---- Material provided
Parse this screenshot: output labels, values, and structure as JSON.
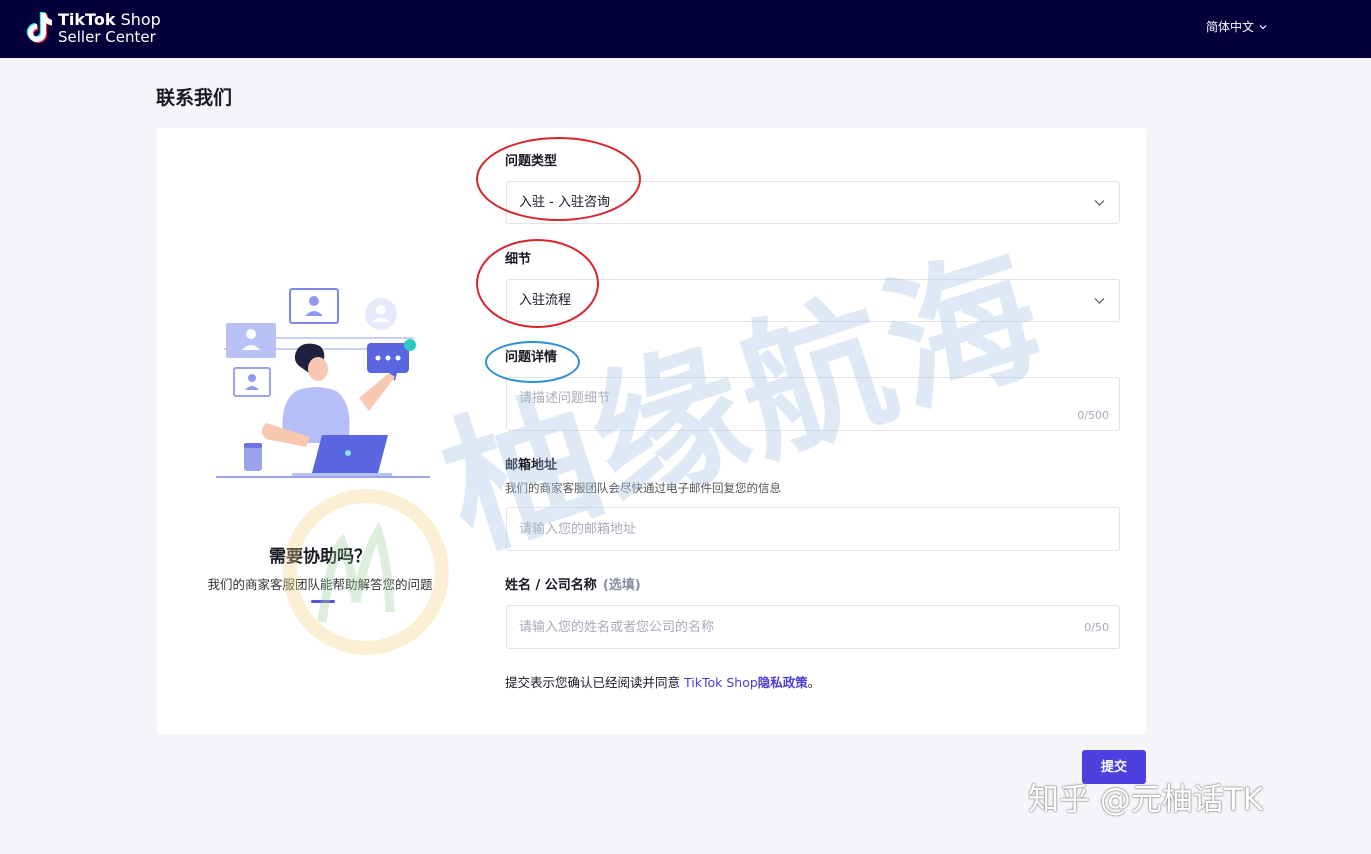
{
  "header": {
    "logo_line1_bold": "TikTok",
    "logo_line1_rest": "Shop",
    "logo_line2": "Seller Center",
    "language": "简体中文"
  },
  "page": {
    "title": "联系我们"
  },
  "help": {
    "title": "需要协助吗？",
    "subtitle": "我们的商家客服团队能帮助解答您的问题"
  },
  "form": {
    "issue_type": {
      "label": "问题类型",
      "value": "入驻 - 入驻咨询"
    },
    "detail": {
      "label": "细节",
      "value": "入驻流程"
    },
    "description": {
      "label": "问题详情",
      "placeholder": "请描述问题细节",
      "counter": "0/500"
    },
    "email": {
      "label": "邮箱地址",
      "hint": "我们的商家客服团队会尽快通过电子邮件回复您的信息",
      "placeholder": "请输入您的邮箱地址"
    },
    "name": {
      "label": "姓名 / 公司名称",
      "optional": "(选填)",
      "placeholder": "请输入您的姓名或者您公司的名称",
      "counter": "0/50"
    },
    "agreement": {
      "prefix": "提交表示您确认已经阅读并同意",
      "link_brand": "TikTok Shop",
      "link_policy": "隐私政策",
      "suffix": "。"
    },
    "submit_label": "提交"
  },
  "watermarks": {
    "diagonal": "柚缘航海",
    "corner": "知乎 @元柚话TK"
  },
  "icons": [
    "tiktok-logo-icon",
    "chevron-down-icon",
    "support-illustration"
  ],
  "colors": {
    "topbar": "#05003a",
    "accent": "#4e3fdf",
    "annotation_red": "#d8242c",
    "annotation_blue": "#2c8fd8"
  }
}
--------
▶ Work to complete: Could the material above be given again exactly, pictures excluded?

▶ Solution to this problem:
Parse this screenshot: output labels, values, and structure as JSON.
{
  "header": {
    "logo_line1_bold": "TikTok",
    "logo_line1_rest": "Shop",
    "logo_line2": "Seller Center",
    "language": "简体中文"
  },
  "page": {
    "title": "联系我们"
  },
  "help": {
    "title": "需要协助吗？",
    "subtitle": "我们的商家客服团队能帮助解答您的问题"
  },
  "form": {
    "issue_type": {
      "label": "问题类型",
      "value": "入驻 - 入驻咨询"
    },
    "detail": {
      "label": "细节",
      "value": "入驻流程"
    },
    "description": {
      "label": "问题详情",
      "placeholder": "请描述问题细节",
      "counter": "0/500"
    },
    "email": {
      "label": "邮箱地址",
      "hint": "我们的商家客服团队会尽快通过电子邮件回复您的信息",
      "placeholder": "请输入您的邮箱地址"
    },
    "name": {
      "label": "姓名 / 公司名称",
      "optional": "(选填)",
      "placeholder": "请输入您的姓名或者您公司的名称",
      "counter": "0/50"
    },
    "agreement": {
      "prefix": "提交表示您确认已经阅读并同意",
      "link_brand": "TikTok Shop",
      "link_policy": "隐私政策",
      "suffix": "。"
    },
    "submit_label": "提交"
  },
  "watermarks": {
    "diagonal": "柚缘航海",
    "corner": "知乎 @元柚话TK"
  },
  "icons": [
    "tiktok-logo-icon",
    "chevron-down-icon",
    "support-illustration"
  ],
  "colors": {
    "topbar": "#05003a",
    "accent": "#4e3fdf",
    "annotation_red": "#d8242c",
    "annotation_blue": "#2c8fd8"
  }
}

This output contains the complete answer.